* [Exercise aim]: If a line in the records below includes the word "HWH滑块", count it, then give the total and nothing else.

Dataset rows for apps and sites:
* * * * * * *

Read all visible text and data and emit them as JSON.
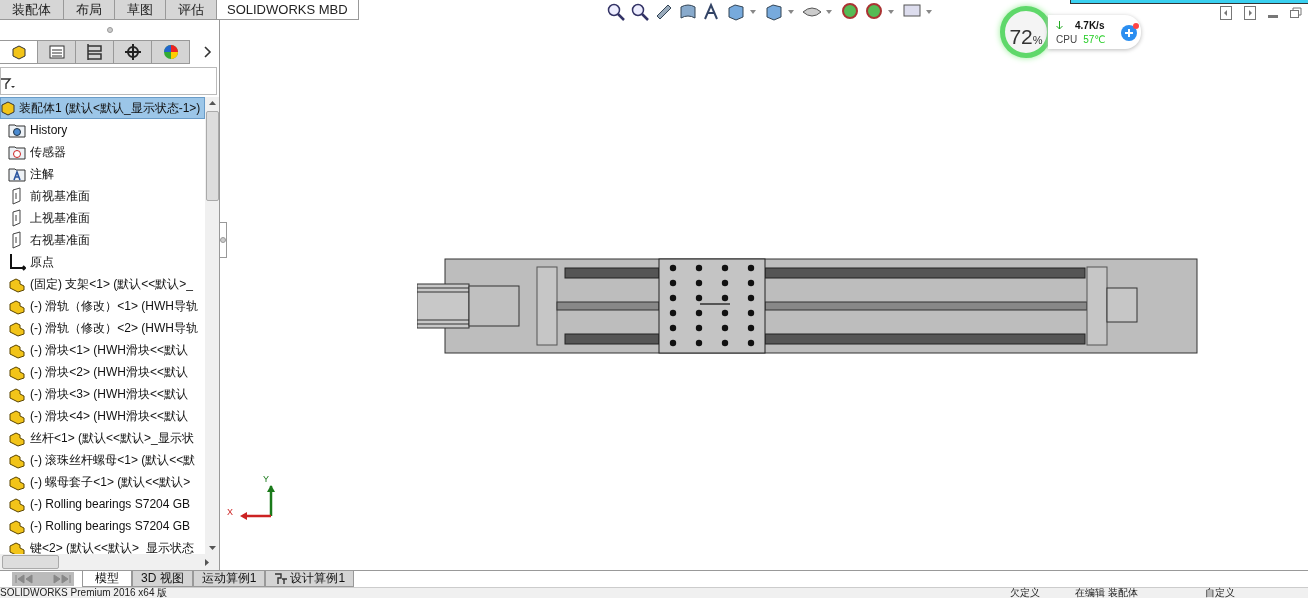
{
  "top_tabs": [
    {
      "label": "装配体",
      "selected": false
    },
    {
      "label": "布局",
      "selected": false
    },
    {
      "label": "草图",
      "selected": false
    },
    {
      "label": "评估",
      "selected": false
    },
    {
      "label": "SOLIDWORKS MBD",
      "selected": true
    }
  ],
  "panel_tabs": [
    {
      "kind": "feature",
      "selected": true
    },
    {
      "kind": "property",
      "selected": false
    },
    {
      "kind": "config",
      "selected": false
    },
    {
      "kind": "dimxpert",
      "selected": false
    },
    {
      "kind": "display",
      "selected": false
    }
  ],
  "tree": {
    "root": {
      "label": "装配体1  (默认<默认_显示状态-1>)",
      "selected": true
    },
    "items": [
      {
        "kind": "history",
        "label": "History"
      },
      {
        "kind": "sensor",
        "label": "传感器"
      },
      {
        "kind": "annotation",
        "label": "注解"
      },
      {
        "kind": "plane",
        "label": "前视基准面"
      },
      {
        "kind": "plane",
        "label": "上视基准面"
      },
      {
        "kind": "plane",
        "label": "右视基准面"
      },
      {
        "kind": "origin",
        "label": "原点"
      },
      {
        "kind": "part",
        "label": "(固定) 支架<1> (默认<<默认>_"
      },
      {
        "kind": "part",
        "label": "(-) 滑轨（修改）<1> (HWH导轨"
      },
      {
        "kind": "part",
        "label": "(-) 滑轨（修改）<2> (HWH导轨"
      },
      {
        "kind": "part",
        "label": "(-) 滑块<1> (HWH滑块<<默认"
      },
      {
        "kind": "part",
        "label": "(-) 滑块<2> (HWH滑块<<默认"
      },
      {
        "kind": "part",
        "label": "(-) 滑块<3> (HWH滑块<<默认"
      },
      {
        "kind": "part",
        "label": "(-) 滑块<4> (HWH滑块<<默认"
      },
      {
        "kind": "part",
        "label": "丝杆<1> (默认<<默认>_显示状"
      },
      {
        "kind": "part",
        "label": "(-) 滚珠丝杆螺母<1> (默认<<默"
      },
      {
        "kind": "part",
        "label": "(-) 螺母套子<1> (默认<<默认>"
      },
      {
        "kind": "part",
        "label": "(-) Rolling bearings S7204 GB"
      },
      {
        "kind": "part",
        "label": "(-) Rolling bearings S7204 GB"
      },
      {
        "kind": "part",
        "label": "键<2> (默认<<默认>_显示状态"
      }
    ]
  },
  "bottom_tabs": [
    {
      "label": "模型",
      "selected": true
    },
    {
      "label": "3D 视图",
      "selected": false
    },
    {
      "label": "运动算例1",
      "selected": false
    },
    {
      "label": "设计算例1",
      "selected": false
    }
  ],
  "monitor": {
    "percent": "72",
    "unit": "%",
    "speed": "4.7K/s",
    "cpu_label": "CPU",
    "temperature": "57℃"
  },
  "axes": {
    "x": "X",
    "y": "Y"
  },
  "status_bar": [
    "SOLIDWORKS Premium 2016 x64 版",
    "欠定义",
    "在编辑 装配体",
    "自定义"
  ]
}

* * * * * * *

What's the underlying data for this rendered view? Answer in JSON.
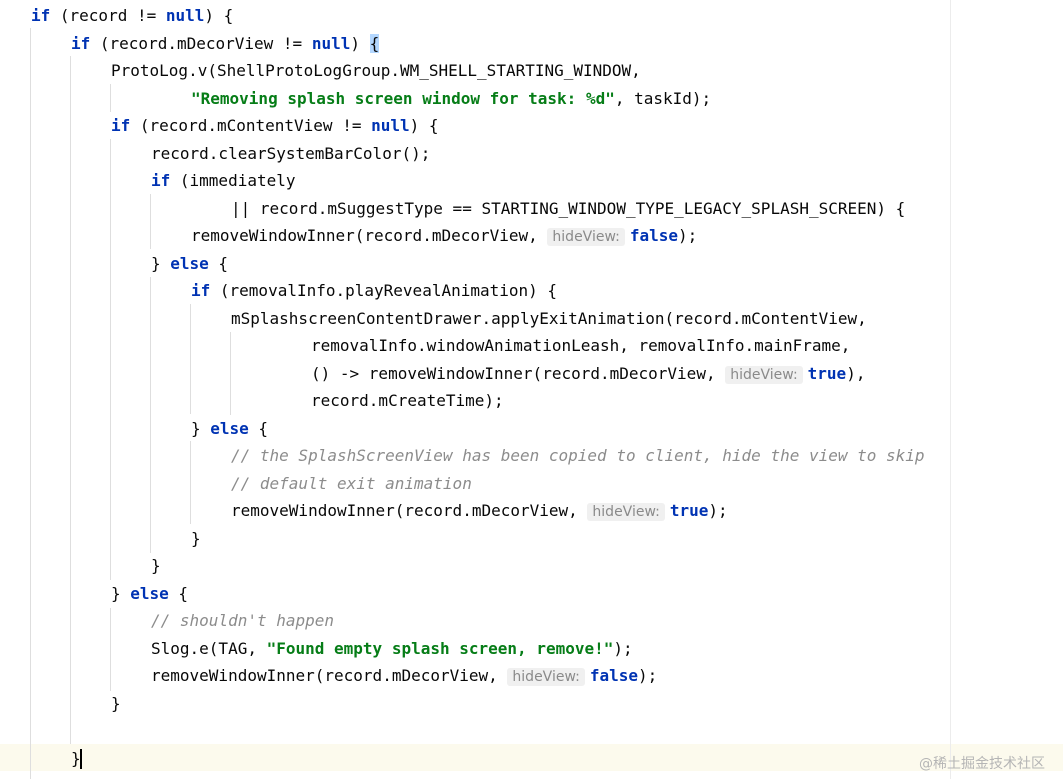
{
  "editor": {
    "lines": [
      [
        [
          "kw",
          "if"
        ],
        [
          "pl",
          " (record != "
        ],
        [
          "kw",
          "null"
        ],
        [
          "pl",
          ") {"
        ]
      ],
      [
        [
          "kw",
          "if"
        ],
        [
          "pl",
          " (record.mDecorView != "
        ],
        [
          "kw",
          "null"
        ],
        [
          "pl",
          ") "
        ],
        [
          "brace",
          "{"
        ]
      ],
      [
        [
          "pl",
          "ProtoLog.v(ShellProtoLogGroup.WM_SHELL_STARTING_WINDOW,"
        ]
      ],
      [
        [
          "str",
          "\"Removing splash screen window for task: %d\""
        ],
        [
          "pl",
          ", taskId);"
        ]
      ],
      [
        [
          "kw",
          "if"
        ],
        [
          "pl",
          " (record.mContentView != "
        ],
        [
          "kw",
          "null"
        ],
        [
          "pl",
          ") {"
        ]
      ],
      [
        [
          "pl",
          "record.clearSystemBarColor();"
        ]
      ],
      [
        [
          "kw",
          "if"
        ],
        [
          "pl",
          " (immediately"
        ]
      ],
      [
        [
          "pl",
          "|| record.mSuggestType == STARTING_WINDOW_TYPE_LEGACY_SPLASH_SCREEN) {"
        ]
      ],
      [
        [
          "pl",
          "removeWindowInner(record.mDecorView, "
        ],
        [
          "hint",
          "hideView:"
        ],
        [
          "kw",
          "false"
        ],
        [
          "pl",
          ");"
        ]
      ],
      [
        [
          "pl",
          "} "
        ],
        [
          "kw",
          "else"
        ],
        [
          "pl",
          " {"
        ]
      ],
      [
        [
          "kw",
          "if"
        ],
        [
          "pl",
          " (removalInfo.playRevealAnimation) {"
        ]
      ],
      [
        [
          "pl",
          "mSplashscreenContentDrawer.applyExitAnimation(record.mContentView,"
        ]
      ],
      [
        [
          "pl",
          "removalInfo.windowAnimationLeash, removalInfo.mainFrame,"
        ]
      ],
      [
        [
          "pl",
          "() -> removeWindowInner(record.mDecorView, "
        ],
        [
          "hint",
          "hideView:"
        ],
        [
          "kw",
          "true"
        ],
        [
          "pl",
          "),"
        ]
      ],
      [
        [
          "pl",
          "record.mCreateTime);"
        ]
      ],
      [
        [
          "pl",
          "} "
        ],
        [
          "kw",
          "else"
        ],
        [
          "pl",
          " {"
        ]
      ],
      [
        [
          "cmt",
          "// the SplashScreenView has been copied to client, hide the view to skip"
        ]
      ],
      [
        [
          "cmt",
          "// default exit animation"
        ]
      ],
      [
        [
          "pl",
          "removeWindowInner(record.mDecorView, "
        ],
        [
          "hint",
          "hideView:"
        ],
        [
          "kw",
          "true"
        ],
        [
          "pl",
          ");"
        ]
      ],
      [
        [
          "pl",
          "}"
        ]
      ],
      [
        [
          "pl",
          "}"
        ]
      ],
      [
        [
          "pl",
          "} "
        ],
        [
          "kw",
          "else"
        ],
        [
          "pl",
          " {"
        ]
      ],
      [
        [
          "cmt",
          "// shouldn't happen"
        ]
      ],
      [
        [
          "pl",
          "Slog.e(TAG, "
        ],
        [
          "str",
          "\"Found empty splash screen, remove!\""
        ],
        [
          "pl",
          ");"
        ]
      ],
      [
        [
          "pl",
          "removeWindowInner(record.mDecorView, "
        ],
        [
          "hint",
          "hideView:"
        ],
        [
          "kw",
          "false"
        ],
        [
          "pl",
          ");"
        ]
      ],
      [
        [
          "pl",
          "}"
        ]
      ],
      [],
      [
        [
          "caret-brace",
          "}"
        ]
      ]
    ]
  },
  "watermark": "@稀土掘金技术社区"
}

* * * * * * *

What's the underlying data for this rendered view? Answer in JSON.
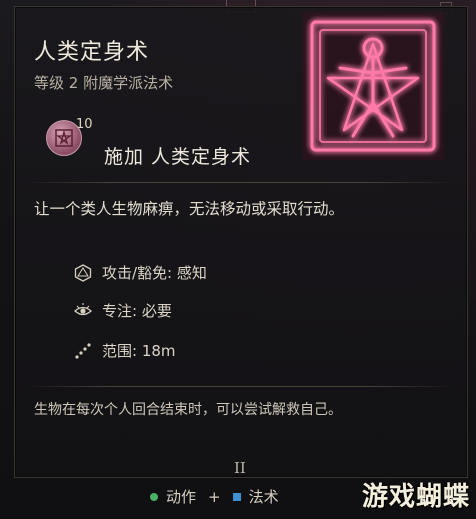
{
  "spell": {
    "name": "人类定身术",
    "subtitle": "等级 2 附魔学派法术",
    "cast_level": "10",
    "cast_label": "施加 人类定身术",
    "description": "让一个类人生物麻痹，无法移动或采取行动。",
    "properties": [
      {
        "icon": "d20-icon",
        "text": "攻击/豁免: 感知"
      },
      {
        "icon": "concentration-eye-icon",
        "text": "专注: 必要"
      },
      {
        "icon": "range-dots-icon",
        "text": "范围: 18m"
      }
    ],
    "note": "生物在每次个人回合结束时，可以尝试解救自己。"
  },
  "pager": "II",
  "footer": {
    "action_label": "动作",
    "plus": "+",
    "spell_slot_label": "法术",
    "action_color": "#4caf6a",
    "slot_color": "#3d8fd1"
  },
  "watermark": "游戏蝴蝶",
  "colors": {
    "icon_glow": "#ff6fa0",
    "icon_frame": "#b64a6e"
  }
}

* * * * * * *

* [Solution to this problem]: 4